### Problem to solve
Scan the records for the word "JSON". Report each line where it occurs.

### Source records

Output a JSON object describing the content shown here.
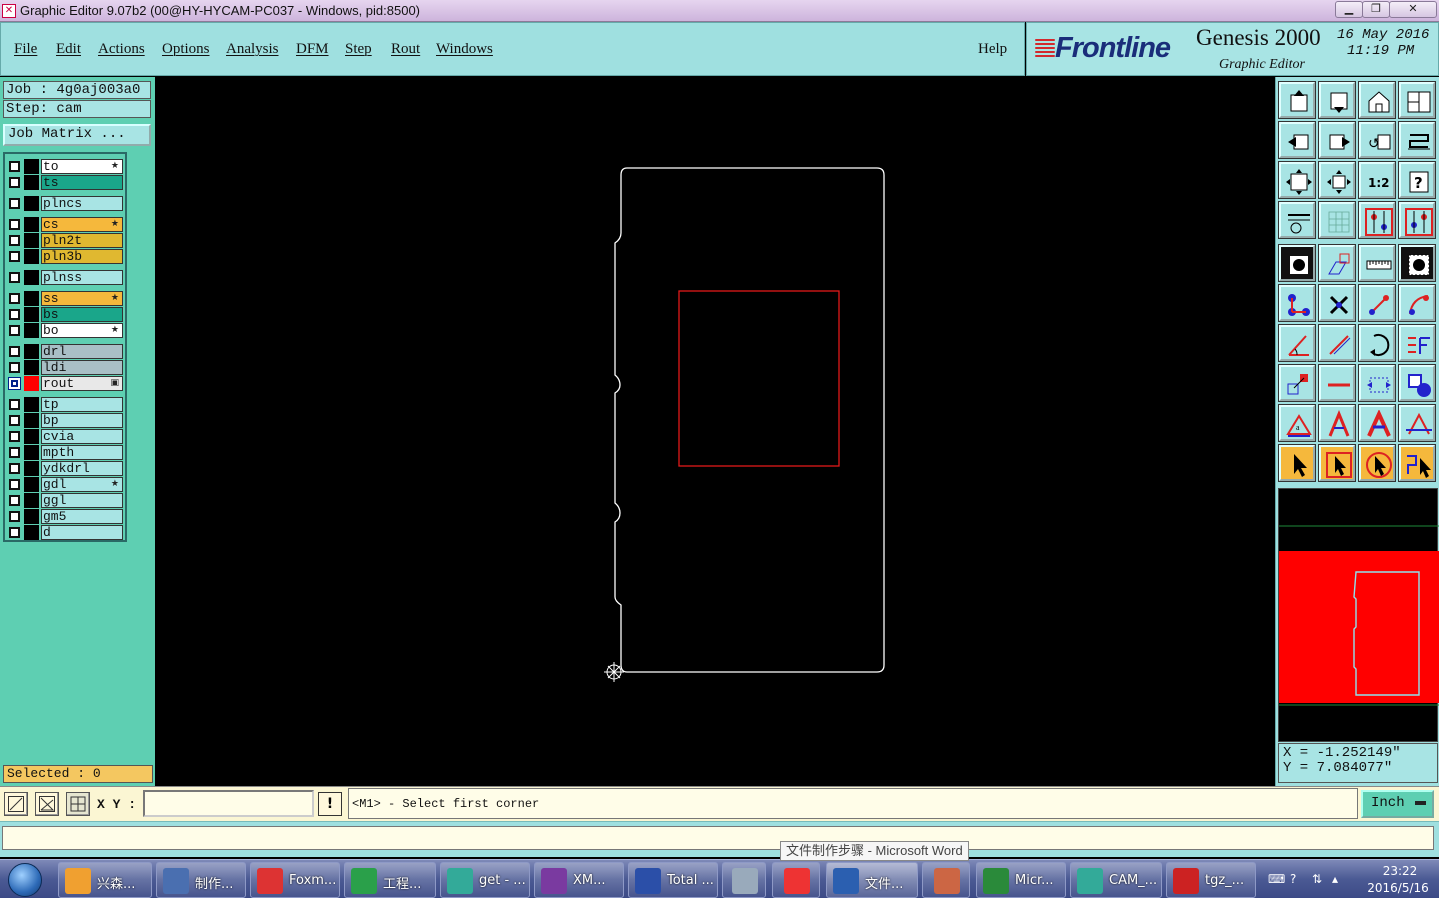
{
  "window": {
    "title": "Graphic Editor 9.07b2 (00@HY-HYCAM-PC037 - Windows, pid:8500)",
    "app_icon": "x-icon",
    "controls": [
      "minimize-icon",
      "maximize-icon",
      "close-icon"
    ]
  },
  "menu": {
    "items": [
      "File",
      "Edit",
      "Actions",
      "Options",
      "Analysis",
      "DFM",
      "Step",
      "Rout",
      "Windows"
    ],
    "help": "Help"
  },
  "brand": {
    "logo": "Frontline",
    "product": "Genesis 2000",
    "subtitle": "Graphic Editor",
    "date": "16 May 2016",
    "time": "11:19 PM"
  },
  "job": {
    "job_label": "Job : 4g0aj003a0",
    "step_label": "Step: cam",
    "matrix_button": "Job Matrix ..."
  },
  "layers": [
    {
      "name": "to",
      "color": "#ffffff",
      "mark": "★"
    },
    {
      "name": "ts",
      "color": "#1aa68a",
      "mark": ""
    },
    {
      "name": "plncs",
      "color": "#a8e4e4",
      "mark": ""
    },
    {
      "name": "cs",
      "color": "#f5b83c",
      "mark": "★"
    },
    {
      "name": "pln2t",
      "color": "#e0b830",
      "mark": ""
    },
    {
      "name": "pln3b",
      "color": "#e0b830",
      "mark": ""
    },
    {
      "name": "plnss",
      "color": "#a8e4e4",
      "mark": ""
    },
    {
      "name": "ss",
      "color": "#f5b83c",
      "mark": "★"
    },
    {
      "name": "bs",
      "color": "#1aa68a",
      "mark": ""
    },
    {
      "name": "bo",
      "color": "#ffffff",
      "mark": "★"
    },
    {
      "name": "drl",
      "color": "#a9bfc6",
      "mark": ""
    },
    {
      "name": "ldi",
      "color": "#a9bfc6",
      "mark": ""
    },
    {
      "name": "rout",
      "color": "#e8e8e8",
      "mark": "▣",
      "active": true
    },
    {
      "name": "tp",
      "color": "#a8e4e4",
      "mark": ""
    },
    {
      "name": "bp",
      "color": "#a8e4e4",
      "mark": ""
    },
    {
      "name": "cvia",
      "color": "#a8e4e4",
      "mark": ""
    },
    {
      "name": "mpth",
      "color": "#a8e4e4",
      "mark": ""
    },
    {
      "name": "ydkdrl",
      "color": "#a8e4e4",
      "mark": ""
    },
    {
      "name": "gdl",
      "color": "#a8e4e4",
      "mark": "★"
    },
    {
      "name": "ggl",
      "color": "#a8e4e4",
      "mark": ""
    },
    {
      "name": "gm5",
      "color": "#a8e4e4",
      "mark": ""
    },
    {
      "name": "d",
      "color": "#a8e4e4",
      "mark": ""
    }
  ],
  "selected": "Selected : 0",
  "tools": [
    "open-job-icon",
    "save-icon",
    "home-icon",
    "window-layout-icon",
    "previous-view-icon",
    "next-view-icon",
    "undo-view-icon",
    "redraw-icon",
    "zoom-fit-icon",
    "zoom-center-icon",
    "scale-one-to-two-icon",
    "help-icon",
    "settings-wrench-icon",
    "grid-icon",
    "snap-red-icon",
    "snap-blue-icon",
    "pad-icon",
    "transform-icon",
    "ruler-icon",
    "dot-icon",
    "connect-icon",
    "cross-icon",
    "line-points-icon",
    "arc-points-icon",
    "angle-icon",
    "slash-icon",
    "rotate-arc-icon",
    "flip-icon",
    "copy-shape-icon",
    "minus-icon",
    "measure-icon",
    "shapes-icon",
    "text-triangle-icon",
    "text-a-icon",
    "text-a-bold-icon",
    "text-a-line-icon",
    "select-arrow-icon",
    "select-box-icon",
    "select-circle-icon",
    "select-path-icon"
  ],
  "coords": {
    "x": "X = -1.252149\"",
    "y": "Y = 7.084077\""
  },
  "command": {
    "xy_label": "X Y :",
    "input_value": "",
    "prompt": "<M1> - Select first corner",
    "unit": "Inch"
  },
  "tooltip": "文件制作步骤 - Microsoft Word",
  "taskbar": {
    "items": [
      {
        "label": "兴森...",
        "icon": "star-app-icon",
        "color": "#f0a030"
      },
      {
        "label": "制作...",
        "icon": "notepad-icon",
        "color": "#4a6fb0"
      },
      {
        "label": "Foxm...",
        "icon": "foxmail-icon",
        "color": "#d33"
      },
      {
        "label": "工程...",
        "icon": "project-icon",
        "color": "#2aa04a"
      },
      {
        "label": "get - ...",
        "icon": "eye-app-icon",
        "color": "#3a9"
      },
      {
        "label": "XM...",
        "icon": "xmanager-icon",
        "color": "#7a3aa0"
      },
      {
        "label": "Total ...",
        "icon": "floppy-icon",
        "color": "#2b4fa8"
      },
      {
        "label": "",
        "icon": "calculator-icon",
        "color": "#9ab"
      },
      {
        "label": "",
        "icon": "browser-icon",
        "color": "#e33"
      },
      {
        "label": "文件...",
        "icon": "word-icon",
        "color": "#2b5fb0"
      },
      {
        "label": "",
        "icon": "powerpoint-icon",
        "color": "#c64"
      },
      {
        "label": "Micr...",
        "icon": "excel-icon",
        "color": "#2a8a3a"
      },
      {
        "label": "CAM_...",
        "icon": "cam-app-icon",
        "color": "#3a9"
      },
      {
        "label": "tgz_...",
        "icon": "pdf-icon",
        "color": "#c22"
      }
    ],
    "clock_time": "23:22",
    "clock_date": "2016/5/16"
  }
}
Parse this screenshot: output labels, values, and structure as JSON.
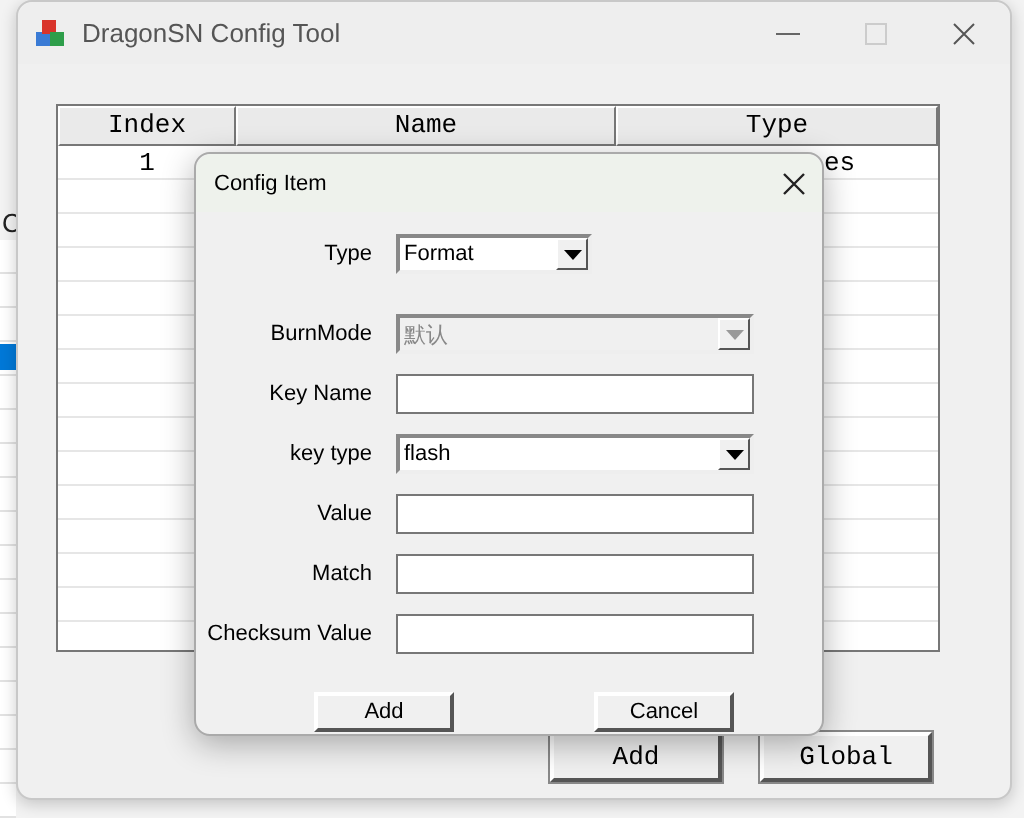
{
  "background": {
    "partial_text": "C"
  },
  "window": {
    "title": "DragonSN Config Tool"
  },
  "table": {
    "columns": [
      "Index",
      "Name",
      "Type"
    ],
    "rows": [
      {
        "index": "1",
        "type": "es"
      }
    ]
  },
  "buttons": [
    "Add",
    "Global"
  ],
  "dialog": {
    "title": "Config Item",
    "fields": [
      {
        "label": "Type",
        "kind": "short-select",
        "value": "Format",
        "disabled": false
      },
      {
        "label": "BurnMode",
        "kind": "select",
        "value": "默认",
        "disabled": true
      },
      {
        "label": "Key Name",
        "kind": "text",
        "disabled": false
      },
      {
        "label": "key type",
        "kind": "select",
        "value": "flash",
        "disabled": false
      },
      {
        "label": "Value",
        "kind": "text",
        "disabled": false
      },
      {
        "label": "Match",
        "kind": "text",
        "disabled": false
      },
      {
        "label": "Checksum Value",
        "kind": "text",
        "disabled": false
      }
    ],
    "buttons": [
      "Add",
      "Cancel"
    ]
  }
}
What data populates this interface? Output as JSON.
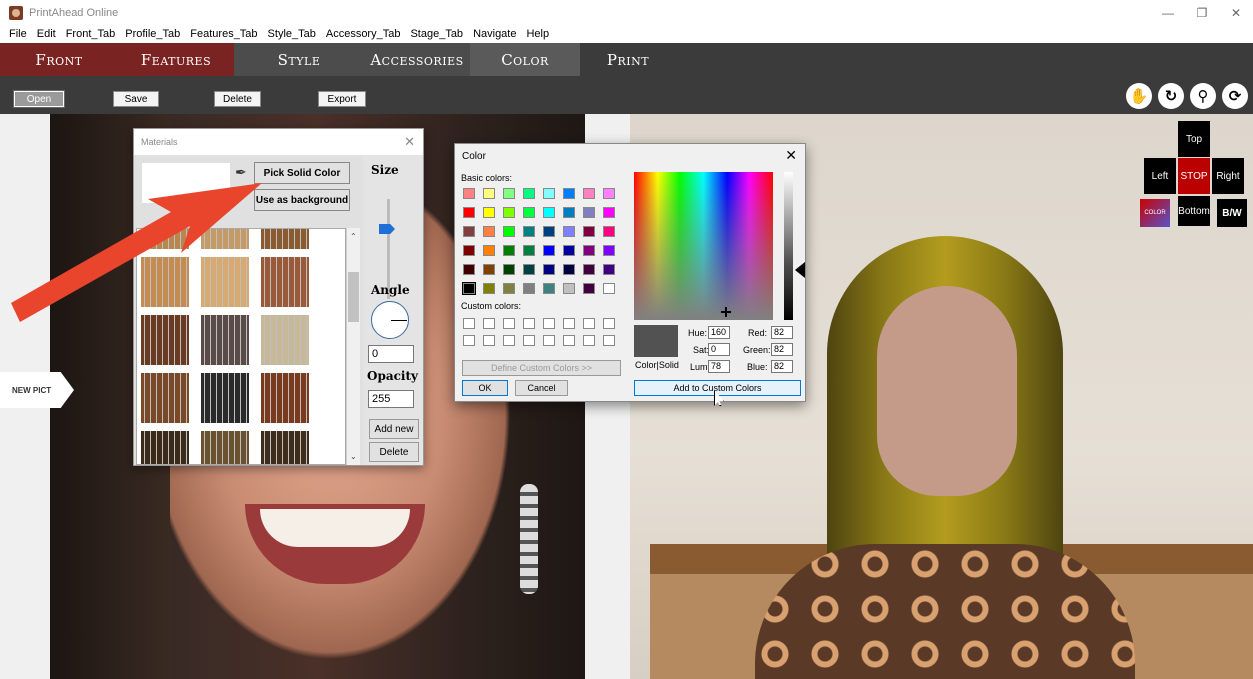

### Task output
Output a JSON object describing the content shown here.
Parse this screenshot: output labels, values, and structure as JSON.
What data populates this interface? Output as JSON.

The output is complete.